*THE TASK*
Starting at the line that contains "Output a JSON", quote every line through the end of the entries, word for word, skipping the pictures.

*INFORMATION GIVEN*
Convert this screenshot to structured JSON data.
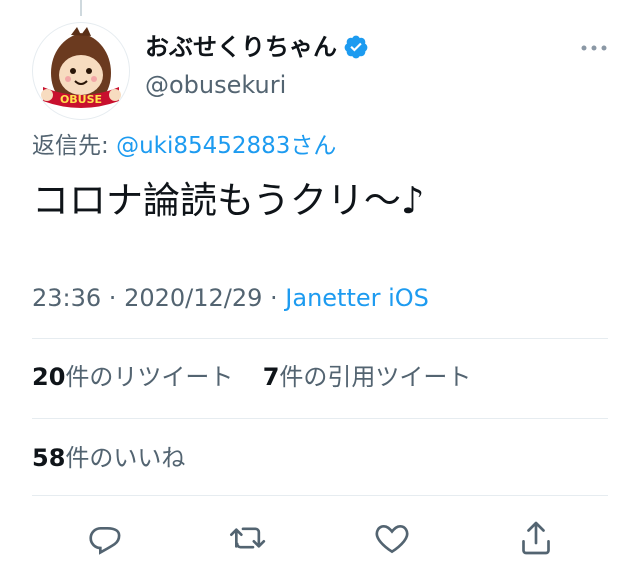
{
  "tweet": {
    "display_name": "おぶせくりちゃん",
    "handle": "@obusekuri",
    "avatar_label": "OBUSE",
    "reply_prefix": "返信先: ",
    "reply_mention": "@uki85452883",
    "reply_suffix": "さん",
    "text": "コロナ論読もうクリ〜♪",
    "time": "23:36",
    "separator": " · ",
    "date": "2020/12/29",
    "source": "Janetter iOS"
  },
  "stats": {
    "retweets_count": "20",
    "retweets_label": "件のリツイート",
    "quotes_count": "7",
    "quotes_label": "件の引用ツイート",
    "likes_count": "58",
    "likes_label": "件のいいね"
  },
  "colors": {
    "accent": "#1d9bf0",
    "text_primary": "#0f1419",
    "text_secondary": "#536471",
    "divider": "#e6ecf0"
  },
  "icons": {
    "verified": "verified-badge-icon",
    "more": "more-horizontal-icon",
    "reply": "reply-icon",
    "retweet": "retweet-icon",
    "like": "heart-icon",
    "share": "share-icon"
  }
}
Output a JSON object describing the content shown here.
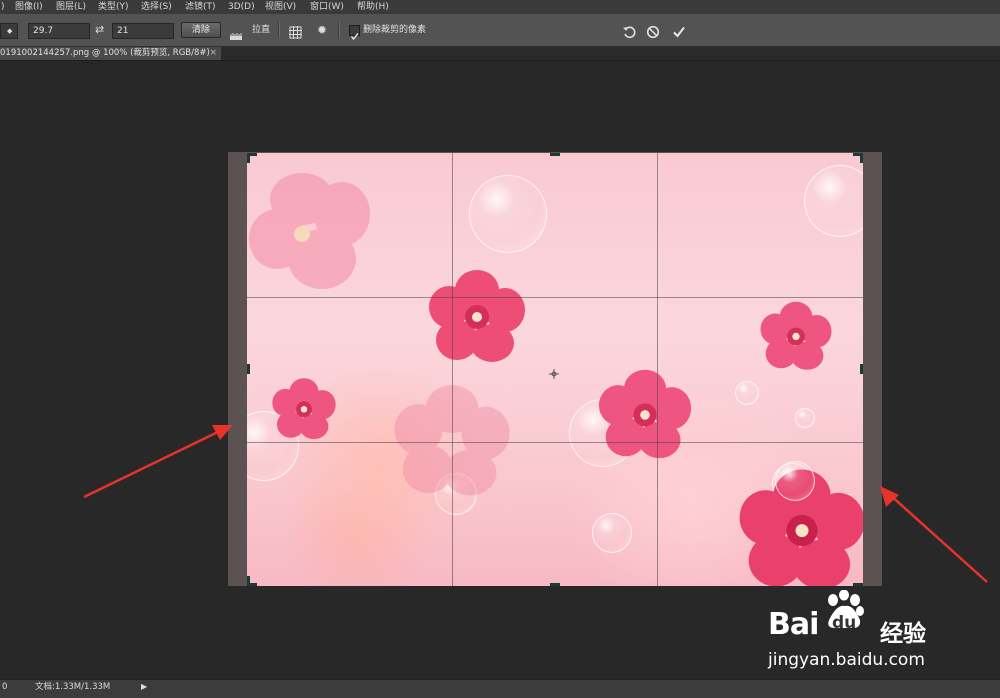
{
  "menubar": {
    "items": [
      "图像(I)",
      "图层(L)",
      "类型(Y)",
      "选择(S)",
      "滤镜(T)",
      "3D(D)",
      "视图(V)",
      "窗口(W)",
      "帮助(H)"
    ],
    "leading": ")"
  },
  "options": {
    "width_value": "29.7",
    "height_value": "21",
    "clear_label": "清除",
    "straighten_label": "拉直",
    "delete_cropped_label": "删除裁剪的像素",
    "delete_cropped_checked": true
  },
  "document_tab": {
    "title": "0191002144257.png @ 100% (裁剪预览, RGB/8#)",
    "close": "×"
  },
  "status": {
    "doc_info": "文档:1.33M/1.33M",
    "left_glyph": "0",
    "arrow": "▶"
  },
  "watermark": {
    "brand": "Bai",
    "brand2": "du",
    "suffix": "经验",
    "url": "jingyan.baidu.com"
  },
  "icons": {
    "stepper": "stepper-icon",
    "swap": "swap-icon",
    "straighten": "straighten-icon",
    "grid_overlay": "grid-overlay-icon",
    "settings": "gear-icon",
    "reset": "undo-icon",
    "cancel": "cancel-icon",
    "commit": "checkmark-icon"
  },
  "colors": {
    "annotation_arrow": "#e8322c",
    "canvas_bg": "#f9c9d2"
  }
}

*SOLUTION TO THE EXERCISE*
Output a JSON object describing the content shown here.
{
  "menubar": {
    "items": [
      "图像(I)",
      "图层(L)",
      "类型(Y)",
      "选择(S)",
      "滤镜(T)",
      "3D(D)",
      "视图(V)",
      "窗口(W)",
      "帮助(H)"
    ],
    "leading": ")"
  },
  "options": {
    "width_value": "29.7",
    "height_value": "21",
    "clear_label": "清除",
    "straighten_label": "拉直",
    "delete_cropped_label": "删除裁剪的像素",
    "delete_cropped_checked": true
  },
  "document_tab": {
    "title": "0191002144257.png @ 100% (裁剪预览, RGB/8#)",
    "close": "×"
  },
  "status": {
    "doc_info": "文档:1.33M/1.33M",
    "left_glyph": "0",
    "arrow": "▶"
  },
  "watermark": {
    "brand": "Bai",
    "brand2": "du",
    "suffix": "经验",
    "url": "jingyan.baidu.com"
  },
  "icons": {
    "stepper": "stepper-icon",
    "swap": "swap-icon",
    "straighten": "straighten-icon",
    "grid_overlay": "grid-overlay-icon",
    "settings": "gear-icon",
    "reset": "undo-icon",
    "cancel": "cancel-icon",
    "commit": "checkmark-icon"
  },
  "colors": {
    "annotation_arrow": "#e8322c",
    "canvas_bg": "#f9c9d2"
  }
}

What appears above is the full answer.